Yes, they are gorgeous.  Yes, they entice you to strive for a higher level of design.  Some of them are even designs that we can emulate and sell.  But there are many that I could never create and sell in my market area.  They are the type of baskets that I would produce as a donation when I want to really impress but could never sell and make a profit.  They were designed to give you ideas and to encourage you to strive for more than just an “everyday” look.  They were designed to sell advertiser’s products.   Many of them are winners or entries in design competitions at the last Convention.  They were designed for the design effect with little thought given to cost or whether the design will sell. 

Ask yourself how these designs will look wrapped in cello–which is essential to keep the products in place.  Can they even be sucessfully wrapped in cello at all?  How will they look when the bows, perching promptly on either side or front of the basket, are suddenly moved to the top of the cello?  How much does the excellent photography techniques used affect the appearance of the basket? 

Look at the products used to create the basket.  Are they primarily high cost products or a mixture of high-end and reasonably priced ones?  How much of the cost of the basket is dedicated to gorgeous enhancements and floral treatments?  Think about how much time was spent designing this particular basket.  Do you have that kind of time to devote to each and every basket that you sell?  If you’re familiar with wholesale prices–and most of you are– sit down and calculate what you would guess the basket would cost to create.  Then use your formula to determine what you would need to sell that basket for. 

Look at the holiday themed issues.  Count the number of holiday specific themed products are used in one basket.  Can your business afford to buy cases of a dozen or more holiday themed products for a holiday such as Halloween?  My business certainly couldn’t.  I’d be eating Halloween candies and cookies for the rest of the year.

Now that you’ve looked at these gorgeous works of art and asked yourself the above questions, look at them as they were intended.  Most, but perhaps not all, were not intended for you to copy and sell off your store’s shelves or website pages.  They were intended to give you ideas and to encourage you to buy advertiser’s products. 

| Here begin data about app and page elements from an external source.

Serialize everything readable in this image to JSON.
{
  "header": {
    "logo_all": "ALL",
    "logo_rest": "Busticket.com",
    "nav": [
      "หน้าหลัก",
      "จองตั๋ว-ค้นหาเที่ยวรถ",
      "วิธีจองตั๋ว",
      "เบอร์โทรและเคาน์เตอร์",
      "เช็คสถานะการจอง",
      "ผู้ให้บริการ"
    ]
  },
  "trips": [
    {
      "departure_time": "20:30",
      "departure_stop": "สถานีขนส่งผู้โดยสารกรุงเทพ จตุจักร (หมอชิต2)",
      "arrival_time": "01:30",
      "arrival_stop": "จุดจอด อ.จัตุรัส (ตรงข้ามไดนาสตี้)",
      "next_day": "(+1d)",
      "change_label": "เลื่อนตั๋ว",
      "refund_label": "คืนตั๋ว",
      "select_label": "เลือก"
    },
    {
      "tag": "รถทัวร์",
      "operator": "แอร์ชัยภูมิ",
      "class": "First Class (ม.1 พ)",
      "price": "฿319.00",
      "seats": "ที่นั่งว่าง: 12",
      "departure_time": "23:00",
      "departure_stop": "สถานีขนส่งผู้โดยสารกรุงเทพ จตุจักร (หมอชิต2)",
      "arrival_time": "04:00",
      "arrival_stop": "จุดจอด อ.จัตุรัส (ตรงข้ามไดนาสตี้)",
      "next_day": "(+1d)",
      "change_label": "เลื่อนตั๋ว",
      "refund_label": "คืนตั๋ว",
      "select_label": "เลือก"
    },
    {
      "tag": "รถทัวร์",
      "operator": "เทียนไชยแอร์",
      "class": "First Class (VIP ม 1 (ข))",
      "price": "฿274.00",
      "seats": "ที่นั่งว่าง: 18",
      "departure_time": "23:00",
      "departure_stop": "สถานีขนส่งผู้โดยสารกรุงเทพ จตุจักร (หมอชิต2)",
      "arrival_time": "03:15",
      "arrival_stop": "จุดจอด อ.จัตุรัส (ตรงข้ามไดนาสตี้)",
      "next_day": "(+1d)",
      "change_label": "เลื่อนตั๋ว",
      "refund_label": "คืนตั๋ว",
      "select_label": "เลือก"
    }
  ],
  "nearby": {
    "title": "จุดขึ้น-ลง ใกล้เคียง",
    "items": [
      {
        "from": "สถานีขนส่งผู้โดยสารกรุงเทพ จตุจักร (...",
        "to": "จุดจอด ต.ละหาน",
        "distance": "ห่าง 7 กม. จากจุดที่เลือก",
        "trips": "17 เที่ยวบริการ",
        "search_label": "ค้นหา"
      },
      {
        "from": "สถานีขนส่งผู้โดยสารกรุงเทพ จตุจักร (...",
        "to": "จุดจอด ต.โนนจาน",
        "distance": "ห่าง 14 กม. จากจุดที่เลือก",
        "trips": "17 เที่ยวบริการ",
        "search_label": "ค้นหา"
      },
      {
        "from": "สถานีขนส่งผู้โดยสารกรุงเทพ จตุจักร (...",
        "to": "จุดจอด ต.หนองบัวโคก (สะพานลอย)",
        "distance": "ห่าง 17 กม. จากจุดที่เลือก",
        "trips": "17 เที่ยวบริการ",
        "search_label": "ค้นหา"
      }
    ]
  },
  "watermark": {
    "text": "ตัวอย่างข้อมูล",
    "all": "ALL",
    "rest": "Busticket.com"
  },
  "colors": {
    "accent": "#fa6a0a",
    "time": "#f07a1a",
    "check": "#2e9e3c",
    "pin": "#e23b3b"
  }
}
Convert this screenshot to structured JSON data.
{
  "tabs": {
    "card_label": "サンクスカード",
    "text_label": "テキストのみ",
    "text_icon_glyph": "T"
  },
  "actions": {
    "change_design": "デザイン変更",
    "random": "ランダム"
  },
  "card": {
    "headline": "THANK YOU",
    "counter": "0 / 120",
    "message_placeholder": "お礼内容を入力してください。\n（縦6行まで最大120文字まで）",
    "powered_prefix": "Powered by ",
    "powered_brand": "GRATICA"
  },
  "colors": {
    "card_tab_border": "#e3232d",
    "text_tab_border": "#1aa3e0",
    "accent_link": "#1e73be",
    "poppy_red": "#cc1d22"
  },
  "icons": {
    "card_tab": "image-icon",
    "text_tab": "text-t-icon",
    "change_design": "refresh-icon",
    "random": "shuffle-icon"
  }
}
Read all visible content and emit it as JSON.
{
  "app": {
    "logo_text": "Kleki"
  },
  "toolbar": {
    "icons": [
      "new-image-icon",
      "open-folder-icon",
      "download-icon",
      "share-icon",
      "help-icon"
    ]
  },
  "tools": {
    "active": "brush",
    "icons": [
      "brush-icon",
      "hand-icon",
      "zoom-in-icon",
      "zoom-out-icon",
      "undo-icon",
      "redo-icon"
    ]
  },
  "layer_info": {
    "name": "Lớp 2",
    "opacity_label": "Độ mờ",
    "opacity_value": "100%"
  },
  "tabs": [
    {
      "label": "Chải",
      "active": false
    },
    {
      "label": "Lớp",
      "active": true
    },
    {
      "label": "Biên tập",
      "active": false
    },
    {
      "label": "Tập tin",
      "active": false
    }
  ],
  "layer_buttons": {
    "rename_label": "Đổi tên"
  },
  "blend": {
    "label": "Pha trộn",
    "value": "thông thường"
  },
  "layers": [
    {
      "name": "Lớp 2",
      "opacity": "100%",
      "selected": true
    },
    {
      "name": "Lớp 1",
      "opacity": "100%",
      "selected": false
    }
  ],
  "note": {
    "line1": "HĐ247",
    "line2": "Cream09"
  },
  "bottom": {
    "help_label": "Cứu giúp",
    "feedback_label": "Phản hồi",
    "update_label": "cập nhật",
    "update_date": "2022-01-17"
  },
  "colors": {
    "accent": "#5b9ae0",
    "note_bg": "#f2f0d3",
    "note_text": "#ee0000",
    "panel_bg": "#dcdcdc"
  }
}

With that in mind, take the bits and pieces of what you like about each design and create your own.  Create designs that you know will sell for you.  Use your imagination and design talents to create something similar, but more practical, with products that you can use in a large number of designs.  Incorporate one or two themed items and even some florals and enhancements (if that is your style) keeping a careful eye on the total cost of products and labor. 

When you are finished, you probably won’t have a gift basket that looks like the ones in the magazines but you’ll have a design that you can sell and make a profit on in your local market.  And isn’t making a profit what being in business is all about?

And, just in case you are wondering, the basket shown above is one of mine that was created specifically for the 2007 Designer of the Year competion.  It won second place as “Best Corporate Design” and, no, it’s not a design created to sell. It was created for a specific purpose and served that purpose well but the cost of the products used and time involved to create it would make it a difficult one to sell for a profit.

One Minute Wisdoms

When I first started this blog, I decided that creating a sucessful business is about more than just making money.  Since I use this blog to say what I want to say and to tell it as I see it, here is another of my one-minute-wisdoms.
Each of us started our business with goals and dreams.  But before we actually had a business there had to be customers.  Always remember  to keep your eye on your goals and your dreams in your heart.  Never forget that behind every reader of your web page, and every sale that you make, there is a real person.  And you never know, when you can be the one to make a difference to that person.

So . . .Make a difference – don’t just make money.

It’s easy to make a buck. 
It’s a lot tougher to make a difference. 
~Tom Brokaw